“Last year, I was more of a role player,” Schor said. “This year, I’ve become a force. Zimm (Zimmerman) always tells me to go up strong, and I feel like I’ve gotten better at that. With defense, I’ve learned the fundamentals much better.”
Zimmerman, 34, has coached at the college and semi-pro level, but said his head coaching position at Yavneh was a dream come true.
“This was a dream job because one of the reasons that I was always tied in with the Jewish basketball world was that I really got tired of hearing the stereotypes,” Zimmerman said. “I got tired of hearing that Jews can’t play sports and aren’t athletic. I’m a firm believer that it doesn’t matter if you’re white, black, Jewish or Christian. We all put our pants on the same way. I always wanted to go out and show that if you had a kid that was Jewish and wanted to succeed in the world of athletics, it was possible.”
Just as the players were starting to show those signs, the team’s strength took a massive blow on Jan. 7, when senior guard Adam Karnett broke his finger against Celina. The team went on to win, but lost Karnett for the season. However, Karnett said the team’s chemistry and mentality got them through the pain and on to their deep playoff run.
“The team picked up right where I left off, as if I never even was gone,” said Karnett, who hopes to be back for the highly coveted Red Sarachek Tournament at the end of March. “We’re a team, and don’t revolve around one player. We didn’t miss a beat.”
The guard’s backcourt teammate, Sam Kleinman, said Karnett has always been the “heart and soul” of the team. Assuming more responsibility, Kleinman stepped up his play and led the Bulldogs to a perfect 10-0 District season. He capped it off in the District final against Brook Hill, when he hit a game-winning floater with four seconds left to win by one point. Against Frisco legacy, he found the seams and threaded 13 assists, tying his career high. Despite the heroics, he says that the team’s success is due to Zimmerman’s coaching philosophy.
“I’ve been telling people all two years that with Zimm, the whole style is different,” said Kleinman, a senior and team captain. “It’s more of a team game, and the goal is to get everyone touching the ball before we score. We are deep and he plays almost everybody on the bench every game. It makes a big difference.”
Zimmerman, who started coaching basketball at age 14, said that his coaching style took awhile to implement because of old habits.
“When I got here, there was an interesting mentality that you could see in tryouts and practices,” said Zimmerman, who has also coached Maccabi basketball teams since he was 18, the youngest coach in the tournament’s history. “Kids weren’t comfortable doing a lot of things, and really acted as though they were more of facilitators. They were used to facilitating to the next big superstar, and it took a really good amount of time the first couple of months to begin to change that mentality and have kids be less robotic and have the faith and confidence to do more in this different type of philosophy and system.”
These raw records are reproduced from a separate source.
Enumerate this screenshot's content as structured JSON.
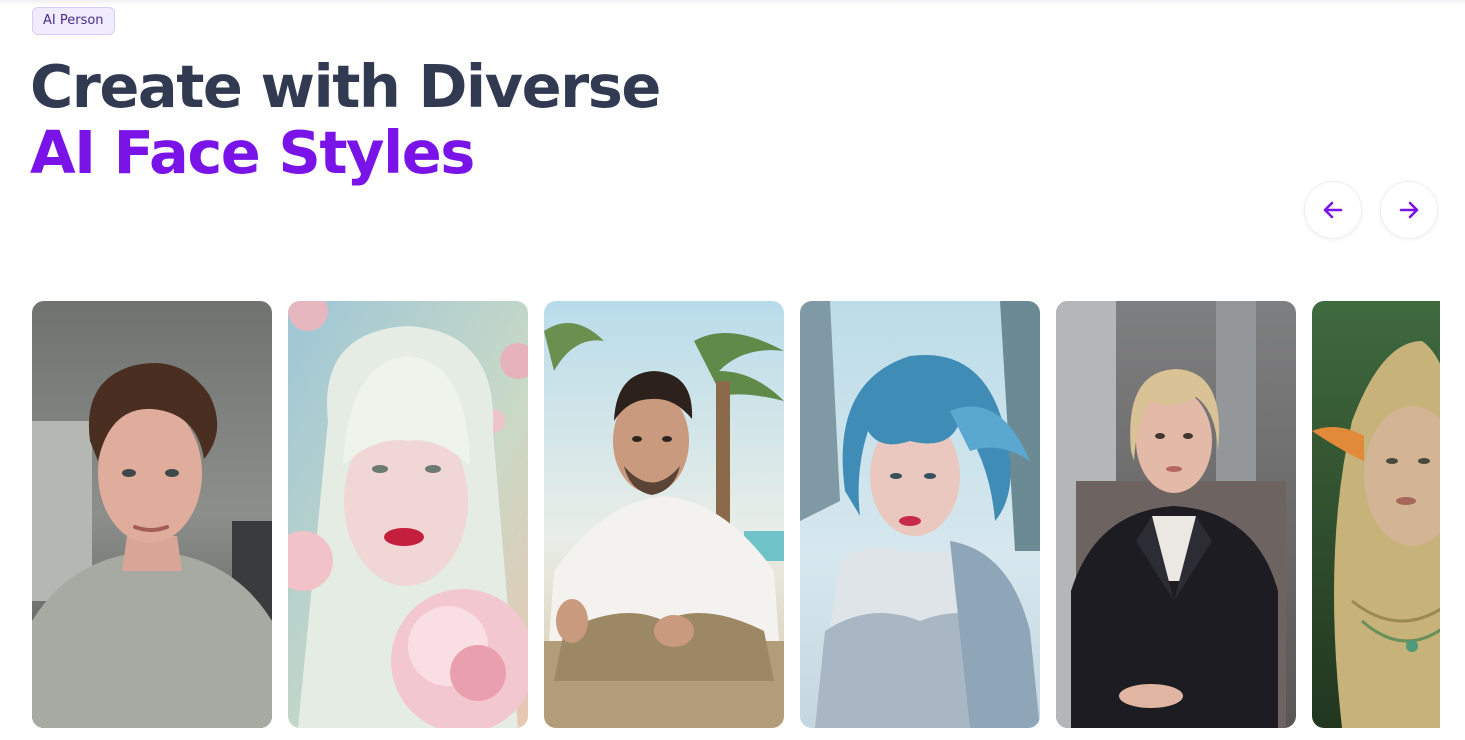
{
  "badge": {
    "label": "AI Person"
  },
  "headline": {
    "line1": "Create with Diverse",
    "line2": "AI Face Styles"
  },
  "navigation": {
    "prev_icon": "arrow-left-icon",
    "next_icon": "arrow-right-icon",
    "accent_color": "#7a13e8"
  },
  "colors": {
    "heading": "#323a52",
    "accent": "#7a13e8",
    "badge_background": "#f1ecfd",
    "badge_border": "#d9ccf6"
  },
  "gallery": {
    "cards": [
      {
        "subject": "curly-haired-man-portrait"
      },
      {
        "subject": "white-haired-woman-with-peony"
      },
      {
        "subject": "man-in-white-shirt-beach-palms"
      },
      {
        "subject": "blue-haired-woman-snow"
      },
      {
        "subject": "blonde-woman-black-blazer"
      },
      {
        "subject": "elf-with-braids-forest"
      }
    ]
  }
}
His system helped vault the team into a quarterfinals showdown with defending state champion Lubbock Christian Tuesday, Feb. 25. At press time, the TJP learned that Yavneh lost that game, 59-54. A team filled with seniors, the Yavneh players want to leave their mark on the program sans regrets.
“We [seniors] really just want to leave everything on the court, and play every game like it’s our last,” said senior Adam Steinbrecher. “We don’t have a lot of games left and we see our high school careers coming to a close, so we’re just giving it all we have every game.”
Zimmerman said he gets as much from the players as they get from him. More than wins or losses, he believes his job is about impacting and improving the lives of his student athletes.
“Some coaches want a clear separation between themselves and the players,” Zimmerman said. “I want the players to respect the coaches as adults and teachers, but at the same time, I want players to know that my door is open and they can talk to me about what’s going on in their life.”Tweet]]>